According to The Senior Citizens League, Social Security recipients could potentially receive a 3% raise next year. This estimate has increased from the previously projected 2.7% from last month. The official announcement regarding the cost-of-living adjustment (COLA) for next year will be made in October by the Social Security Administration. This decision will be based on a comparison of the average consumer price index from the third quarter of 2023 with the average data from the same period in the previous year. Until then, The Senior Citizens League, an impartial advocacy organization, provides its own projection based on the latest inflation data.
Inflation Data Reveals Slower Pace of Price Increases
Recent inflation data released by the U.S. Bureau of Labor Statistics on Wednesday indicates a slowdown in the rate of price increases for June. Prices rose by 3% over the same period last year, as measured by the CPI-U index. However, the COLA calculation is based on a subset of this index known as the consumer price index for Urban Wage Earners and Clerical Workers (CPI-W). The CPI-W rose by 2.3% over the past 12 months.
Gasoline Prices Influence COLA Estimate
Fluctuations Expected in COLA Estimate
Given the volatility of inflation over the past year, Johnson anticipates a possible dip in the COLA estimate for next month. As circumstances continue to change, the COLA estimate will fluctuate accordingly.
The 2024 COLA Estimate and its Impact on Retirement Benefits
The Committee for a Responsible Federal Budget recently released its own estimate for the 2024 cost-of-living adjustment (COLA), ranging between 2.6% to 3.3%. This estimate takes into account different inflation scenarios, with the top end assuming continued inflation trends and the bottom end assuming no net inflation for the rest of the year.

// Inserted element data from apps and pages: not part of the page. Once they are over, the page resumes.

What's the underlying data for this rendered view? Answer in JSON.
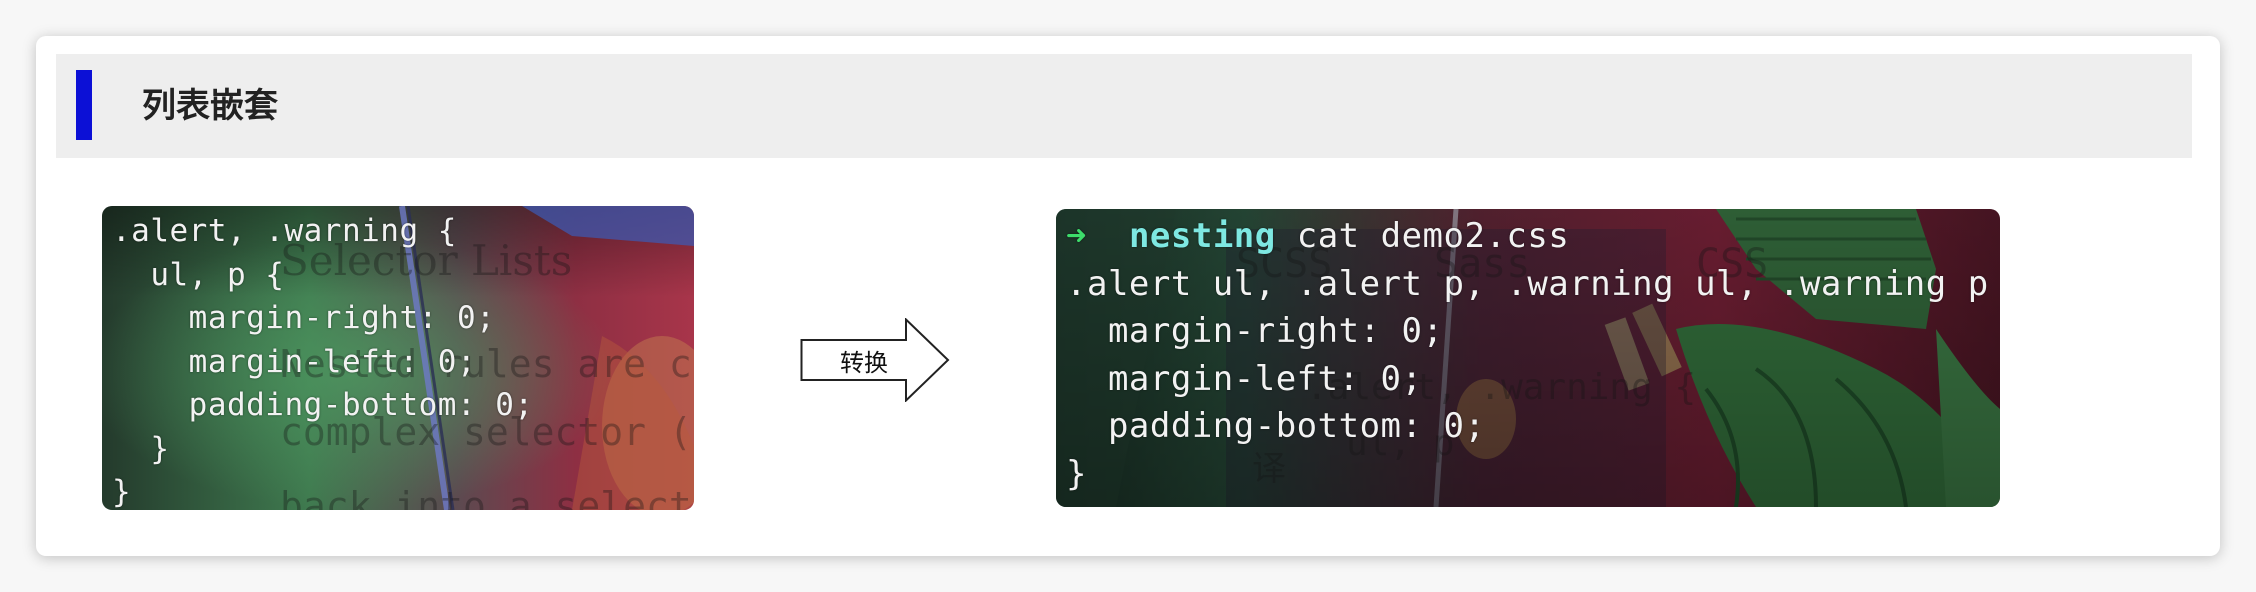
{
  "section": {
    "title": "列表嵌套",
    "accent_color": "#0c10d6"
  },
  "left_terminal": {
    "lines": [
      ".alert, .warning {",
      "  ul, p {",
      "    margin-right: 0;",
      "    margin-left: 0;",
      "    padding-bottom: 0;",
      "  }",
      "}"
    ],
    "background_text": [
      "Selector Lists",
      "Nested rules are clever",
      "complex selector (the",
      "back into a selector li"
    ]
  },
  "transform_arrow": {
    "label": "转换",
    "icon": "right-arrow-icon"
  },
  "right_terminal": {
    "prompt_symbol": "➜",
    "prompt_dir": "nesting",
    "command": "cat demo2.css",
    "output_lines": [
      ".alert ul, .alert p, .warning ul, .warning p {",
      "  margin-right: 0;",
      "  margin-left: 0;",
      "  padding-bottom: 0;",
      "}"
    ],
    "background_text": [
      "SCSS",
      "Sass",
      "CSS",
      ".alert, .warning {",
      "ul, p",
      "译"
    ]
  }
}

Should the COLA be 3%, the average monthly retirement benefit of $1,787 would see an increase of approximately $53.60, according to The Senior Citizens League. However, it’s important to note that beneficiaries will not necessarily pocket the full amount of this increase due to automatic deductions for Medicare Part B premiums from Social Security checks.
The Centers for Medicare and Medicaid Services have yet to announce the Part B premium for 2024. In their March annual report, the Medicare trustees projected that the standard premium would rise to $174.80 per month, up from $164.90 this year. However, this estimate does not include the potential impact of lecanemab, a new Alzheimer’s drug that Medicare plans to cover once it receives full approval from the Food and Drug Administration.
Lecanemab is administered intravenously in the doctor’s office, making it fall under Medicare Part B coverage. Patients on this drug require regular monitoring for side effects. Taking into account spending estimates, The Senior Citizens League predicts that the addition of the Alzheimer’s drug and the related Part B services for administration and monitoring could raise the Part B premium by approximately $5 per month, potentially bringing it up to around $179.80 per month.
It remains to be seen how these figures will evolve, but they highlight the intricate considerations involved in determining retirement benefits and Medicare premiums. As we navigate the complexities of these financial matters, it is important for individuals to stay informed and prepared.